- When to Accept an Offer. On average, the Lake Oswego real estate market appreciates 5% per year compounded. But conditions can change depending on a variety of things, especially demand. Right now we are seeing a lot of internal movement–Portlanders moving to the suburbs, and Lake Oswegans moving up or down. And there are out-of-state buyers too, driving demand. However, sometimes, especially when a buyer has insisted on listing their house for more than what their Realtor recommends, offers may come in that are below the asking price and the seller’s initial expectations. In some circumstances, it’s best to wait it out. In others, it’s not. A good Realtor can help you sort out which is the best scenario for you. Considerations include: your post-sale plans, how much activity your house has received, how much activity there has been in your price range, your current financial situation. Again, it’s not always an easy conversation to have but one I am always willing to undertake should the occasion call for it. And that’s what you should expect from any good Realtor.

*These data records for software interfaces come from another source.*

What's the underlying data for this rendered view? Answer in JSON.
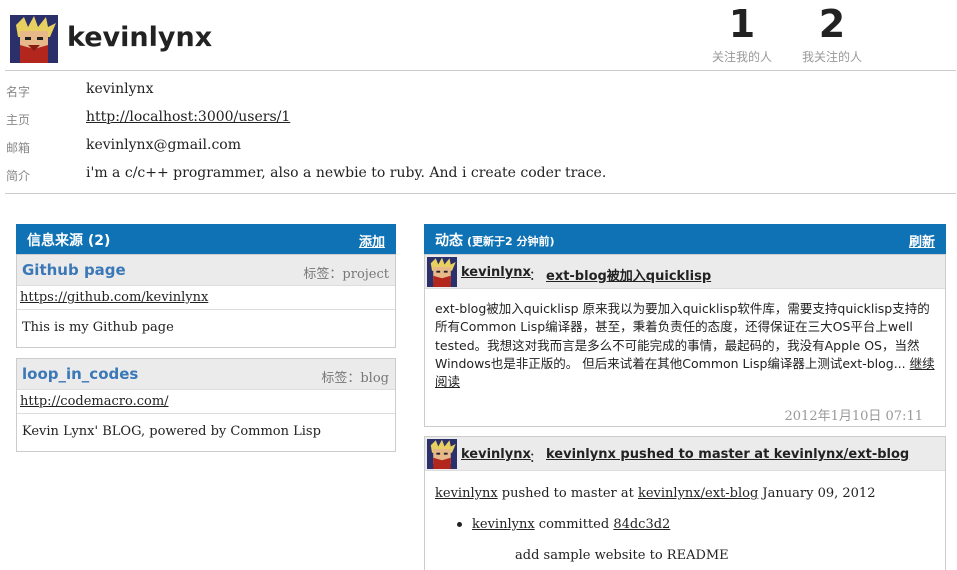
{
  "profile": {
    "username": "kevinlynx",
    "followers_count": "1",
    "followers_label": "关注我的人",
    "following_count": "2",
    "following_label": "我关注的人"
  },
  "info": {
    "name_label": "名字",
    "name_value": "kevinlynx",
    "home_label": "主页",
    "home_value": "http://localhost:3000/users/1",
    "email_label": "邮箱",
    "email_value": "kevinlynx@gmail.com",
    "intro_label": "简介",
    "intro_value": "i'm a c/c++ programmer, also a newbie to ruby. And i create coder trace."
  },
  "sources": {
    "title": "信息来源 (2)",
    "add_label": "添加",
    "items": [
      {
        "name": "Github page",
        "tag": "标签：project",
        "url": "https://github.com/kevinlynx",
        "desc": "This is my Github page"
      },
      {
        "name": "loop_in_codes",
        "tag": "标签：blog",
        "url": "http://codemacro.com/",
        "desc": "Kevin Lynx' BLOG, powered by Common Lisp"
      }
    ]
  },
  "activity": {
    "title": "动态",
    "subtitle": "(更新于2 分钟前)",
    "refresh_label": "刷新",
    "items": [
      {
        "user": "kevinlynx",
        "sep": "：",
        "headline": "ext-blog被加入quicklisp",
        "body": "ext-blog被加入quicklisp 原来我以为要加入quicklisp软件库，需要支持quicklisp支持的所有Common Lisp编译器，甚至，秉着负责任的态度，还得保证在三大OS平台上well tested。我想这对我而言是多么不可能完成的事情，最起码的，我没有Apple OS，当然Windows也是非正版的。 但后来试着在其他Common Lisp编译器上测试ext-blog...",
        "read_more": "继续阅读",
        "time": "2012年1月10日 07:11"
      },
      {
        "user": "kevinlynx",
        "sep": "：",
        "headline": "kevinlynx pushed to master at kevinlynx/ext-blog",
        "push_user": "kevinlynx",
        "push_text": " pushed to master at ",
        "push_repo": "kevinlynx/ext-blog",
        "push_date": " January 09, 2012",
        "commit_user": "kevinlynx",
        "commit_text": " committed ",
        "commit_hash": "84dc3d2",
        "commit_msg": "add sample website to README"
      }
    ]
  },
  "colors": {
    "panel_header": "#0f72b4",
    "source_name": "#3a78b8"
  }
}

If you are looking to buy or sell a home in and around Lake Oswego, please give me a call at 503.939.9801, check out my website, and/or fill out the form below. I’d love to put my 30+ years as a local Realtor to work helping you make your next move!